> PROBLEM TO SOLVE:
Return all of the entries word for word, but omit the pictures they contain.

> SUPPLIED DATA:
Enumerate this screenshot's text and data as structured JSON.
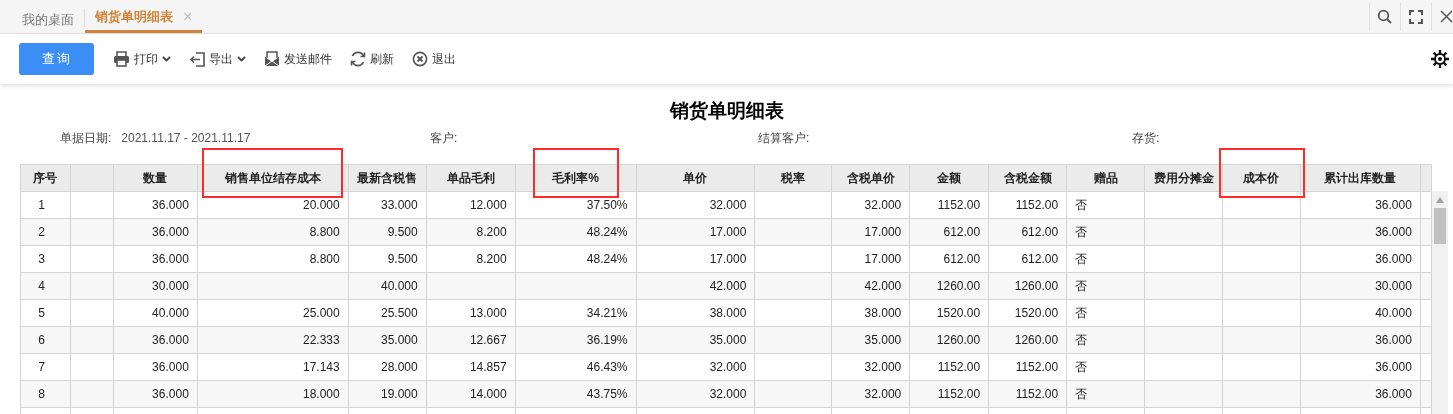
{
  "tabs": [
    {
      "label": "我的桌面",
      "selected": false
    },
    {
      "label": "销货单明细表",
      "selected": true,
      "close": "×"
    }
  ],
  "toolbar": {
    "query_button": "查询",
    "items": [
      {
        "label": "打印",
        "dropdown": true
      },
      {
        "label": "导出",
        "dropdown": true
      },
      {
        "label": "发送邮件",
        "dropdown": false
      },
      {
        "label": "刷新",
        "dropdown": false
      },
      {
        "label": "退出",
        "dropdown": false
      }
    ]
  },
  "report": {
    "title": "销货单明细表",
    "filters": [
      {
        "label": "单据日期:",
        "value": "2021.11.17 - 2021.11.17"
      },
      {
        "label": "客户:"
      },
      {
        "label": "结算客户:"
      },
      {
        "label": "存货:"
      }
    ],
    "table": {
      "columns": [
        {
          "label": "序号",
          "kind": "index",
          "highlighted": false
        },
        {
          "kind": "number",
          "highlighted": false
        },
        {
          "label": "数量",
          "kind": "number",
          "highlighted": false
        },
        {
          "label": "销售单位结存成本",
          "kind": "number",
          "highlighted": true
        },
        {
          "label": "最新含税售",
          "kind": "number",
          "highlighted": false
        },
        {
          "label": "单品毛利",
          "kind": "number",
          "highlighted": false
        },
        {
          "label": "毛利率%",
          "kind": "number",
          "highlighted": true
        },
        {
          "label": "单价",
          "kind": "number",
          "highlighted": false
        },
        {
          "label": "税率",
          "kind": "number",
          "highlighted": false
        },
        {
          "label": "含税单价",
          "kind": "number",
          "highlighted": false
        },
        {
          "label": "金额",
          "kind": "number",
          "highlighted": false
        },
        {
          "label": "含税金额",
          "kind": "number",
          "highlighted": false
        },
        {
          "label": "赠品",
          "kind": "text",
          "highlighted": false
        },
        {
          "label": "费用分摊金",
          "kind": "number",
          "highlighted": false
        },
        {
          "label": "成本价",
          "kind": "number",
          "highlighted": true
        },
        {
          "label": "累计出库数量",
          "kind": "number",
          "highlighted": false
        }
      ],
      "rows": [
        [
          "1",
          null,
          "36.000",
          "20.000",
          "33.000",
          "12.000",
          "37.50%",
          "32.000",
          null,
          "32.000",
          "1152.00",
          "1152.00",
          "否",
          null,
          null,
          "36.000"
        ],
        [
          "2",
          null,
          "36.000",
          "8.800",
          "9.500",
          "8.200",
          "48.24%",
          "17.000",
          null,
          "17.000",
          "612.00",
          "612.00",
          "否",
          null,
          null,
          "36.000"
        ],
        [
          "3",
          null,
          "36.000",
          "8.800",
          "9.500",
          "8.200",
          "48.24%",
          "17.000",
          null,
          "17.000",
          "612.00",
          "612.00",
          "否",
          null,
          null,
          "36.000"
        ],
        [
          "4",
          null,
          "30.000",
          null,
          "40.000",
          null,
          null,
          "42.000",
          null,
          "42.000",
          "1260.00",
          "1260.00",
          "否",
          null,
          null,
          "30.000"
        ],
        [
          "5",
          null,
          "40.000",
          "25.000",
          "25.500",
          "13.000",
          "34.21%",
          "38.000",
          null,
          "38.000",
          "1520.00",
          "1520.00",
          "否",
          null,
          null,
          "40.000"
        ],
        [
          "6",
          null,
          "36.000",
          "22.333",
          "35.000",
          "12.667",
          "36.19%",
          "35.000",
          null,
          "35.000",
          "1260.00",
          "1260.00",
          "否",
          null,
          null,
          "36.000"
        ],
        [
          "7",
          null,
          "36.000",
          "17.143",
          "28.000",
          "14.857",
          "46.43%",
          "32.000",
          null,
          "32.000",
          "1152.00",
          "1152.00",
          "否",
          null,
          null,
          "36.000"
        ],
        [
          "8",
          null,
          "36.000",
          "18.000",
          "19.000",
          "14.000",
          "43.75%",
          "32.000",
          null,
          "32.000",
          "1152.00",
          "1152.00",
          "否",
          null,
          null,
          "36.000"
        ]
      ]
    }
  }
}
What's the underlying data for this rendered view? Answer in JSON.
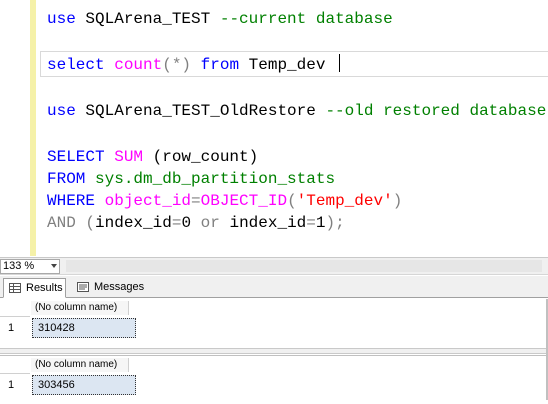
{
  "editor": {
    "line1": {
      "kw": "use",
      "db": " SQLArena_TEST ",
      "comment": "--current database"
    },
    "line2": {
      "kw1": "select",
      "fn": " count",
      "paren": "(*)",
      "kw2": " from",
      "table": " Temp_dev "
    },
    "line3": {
      "kw": "use",
      "db": " SQLArena_TEST_OldRestore ",
      "comment": "--old restored database"
    },
    "line4": {
      "kw": "SELECT",
      "fn": " SUM",
      "rest": " (row_count)"
    },
    "line5": {
      "kw": "FROM",
      "sys": " sys.dm_db_partition_stats"
    },
    "line6": {
      "kw": "WHERE",
      "fn": " object_id",
      "eq": "=",
      "fn2": "OBJECT_ID",
      "open": "(",
      "str": "'Temp_dev'",
      "close": ")"
    },
    "line7": {
      "kw": "AND",
      "open": " (",
      "col1": "index_id",
      "eq1": "=",
      "v1": "0",
      "or": " or",
      "col2": " index_id",
      "eq2": "=",
      "v2": "1",
      "close": ");"
    }
  },
  "zoom": {
    "value": "133 %"
  },
  "tabs": {
    "results": "Results",
    "messages": "Messages"
  },
  "results": [
    {
      "header": "(No column name)",
      "row_number": "1",
      "value": "310428"
    },
    {
      "header": "(No column name)",
      "row_number": "1",
      "value": "303456"
    }
  ],
  "colors": {
    "keyword": "#0000ff",
    "comment": "#008000",
    "function": "#ff00ff",
    "string": "#ff0000",
    "operator": "#808080",
    "selection": "#dce6f2"
  }
}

> ANSWER BELOW:
Enumerate this screenshot's text and data as structured JSON.
{
  "tabs": [
    {
      "label": "我的桌面",
      "selected": false
    },
    {
      "label": "销货单明细表",
      "selected": true,
      "close": "×"
    }
  ],
  "toolbar": {
    "query_button": "查询",
    "items": [
      {
        "label": "打印",
        "dropdown": true
      },
      {
        "label": "导出",
        "dropdown": true
      },
      {
        "label": "发送邮件",
        "dropdown": false
      },
      {
        "label": "刷新",
        "dropdown": false
      },
      {
        "label": "退出",
        "dropdown": false
      }
    ]
  },
  "report": {
    "title": "销货单明细表",
    "filters": [
      {
        "label": "单据日期:",
        "value": "2021.11.17 - 2021.11.17"
      },
      {
        "label": "客户:"
      },
      {
        "label": "结算客户:"
      },
      {
        "label": "存货:"
      }
    ],
    "table": {
      "columns": [
        {
          "label": "序号",
          "kind": "index",
          "highlighted": false
        },
        {
          "kind": "number",
          "highlighted": false
        },
        {
          "label": "数量",
          "kind": "number",
          "highlighted": false
        },
        {
          "label": "销售单位结存成本",
          "kind": "number",
          "highlighted": true
        },
        {
          "label": "最新含税售",
          "kind": "number",
          "highlighted": false
        },
        {
          "label": "单品毛利",
          "kind": "number",
          "highlighted": false
        },
        {
          "label": "毛利率%",
          "kind": "number",
          "highlighted": true
        },
        {
          "label": "单价",
          "kind": "number",
          "highlighted": false
        },
        {
          "label": "税率",
          "kind": "number",
          "highlighted": false
        },
        {
          "label": "含税单价",
          "kind": "number",
          "highlighted": false
        },
        {
          "label": "金额",
          "kind": "number",
          "highlighted": false
        },
        {
          "label": "含税金额",
          "kind": "number",
          "highlighted": false
        },
        {
          "label": "赠品",
          "kind": "text",
          "highlighted": false
        },
        {
          "label": "费用分摊金",
          "kind": "number",
          "highlighted": false
        },
        {
          "label": "成本价",
          "kind": "number",
          "highlighted": true
        },
        {
          "label": "累计出库数量",
          "kind": "number",
          "highlighted": false
        }
      ],
      "rows": [
        [
          "1",
          null,
          "36.000",
          "20.000",
          "33.000",
          "12.000",
          "37.50%",
          "32.000",
          null,
          "32.000",
          "1152.00",
          "1152.00",
          "否",
          null,
          null,
          "36.000"
        ],
        [
          "2",
          null,
          "36.000",
          "8.800",
          "9.500",
          "8.200",
          "48.24%",
          "17.000",
          null,
          "17.000",
          "612.00",
          "612.00",
          "否",
          null,
          null,
          "36.000"
        ],
        [
          "3",
          null,
          "36.000",
          "8.800",
          "9.500",
          "8.200",
          "48.24%",
          "17.000",
          null,
          "17.000",
          "612.00",
          "612.00",
          "否",
          null,
          null,
          "36.000"
        ],
        [
          "4",
          null,
          "30.000",
          null,
          "40.000",
          null,
          null,
          "42.000",
          null,
          "42.000",
          "1260.00",
          "1260.00",
          "否",
          null,
          null,
          "30.000"
        ],
        [
          "5",
          null,
          "40.000",
          "25.000",
          "25.500",
          "13.000",
          "34.21%",
          "38.000",
          null,
          "38.000",
          "1520.00",
          "1520.00",
          "否",
          null,
          null,
          "40.000"
        ],
        [
          "6",
          null,
          "36.000",
          "22.333",
          "35.000",
          "12.667",
          "36.19%",
          "35.000",
          null,
          "35.000",
          "1260.00",
          "1260.00",
          "否",
          null,
          null,
          "36.000"
        ],
        [
          "7",
          null,
          "36.000",
          "17.143",
          "28.000",
          "14.857",
          "46.43%",
          "32.000",
          null,
          "32.000",
          "1152.00",
          "1152.00",
          "否",
          null,
          null,
          "36.000"
        ],
        [
          "8",
          null,
          "36.000",
          "18.000",
          "19.000",
          "14.000",
          "43.75%",
          "32.000",
          null,
          "32.000",
          "1152.00",
          "1152.00",
          "否",
          null,
          null,
          "36.000"
        ]
      ]
    }
  }
}
What's the underlying data for this rendered view? Answer in JSON.
{
  "editor": {
    "line1": {
      "kw": "use",
      "db": " SQLArena_TEST ",
      "comment": "--current database"
    },
    "line2": {
      "kw1": "select",
      "fn": " count",
      "paren": "(*)",
      "kw2": " from",
      "table": " Temp_dev "
    },
    "line3": {
      "kw": "use",
      "db": " SQLArena_TEST_OldRestore ",
      "comment": "--old restored database"
    },
    "line4": {
      "kw": "SELECT",
      "fn": " SUM",
      "rest": " (row_count)"
    },
    "line5": {
      "kw": "FROM",
      "sys": " sys.dm_db_partition_stats"
    },
    "line6": {
      "kw": "WHERE",
      "fn": " object_id",
      "eq": "=",
      "fn2": "OBJECT_ID",
      "open": "(",
      "str": "'Temp_dev'",
      "close": ")"
    },
    "line7": {
      "kw": "AND",
      "open": " (",
      "col1": "index_id",
      "eq1": "=",
      "v1": "0",
      "or": " or",
      "col2": " index_id",
      "eq2": "=",
      "v2": "1",
      "close": ");"
    }
  },
  "zoom": {
    "value": "133 %"
  },
  "tabs": {
    "results": "Results",
    "messages": "Messages"
  },
  "results": [
    {
      "header": "(No column name)",
      "row_number": "1",
      "value": "310428"
    },
    {
      "header": "(No column name)",
      "row_number": "1",
      "value": "303456"
    }
  ],
  "colors": {
    "keyword": "#0000ff",
    "comment": "#008000",
    "function": "#ff00ff",
    "string": "#ff0000",
    "operator": "#808080",
    "selection": "#dce6f2"
  }
}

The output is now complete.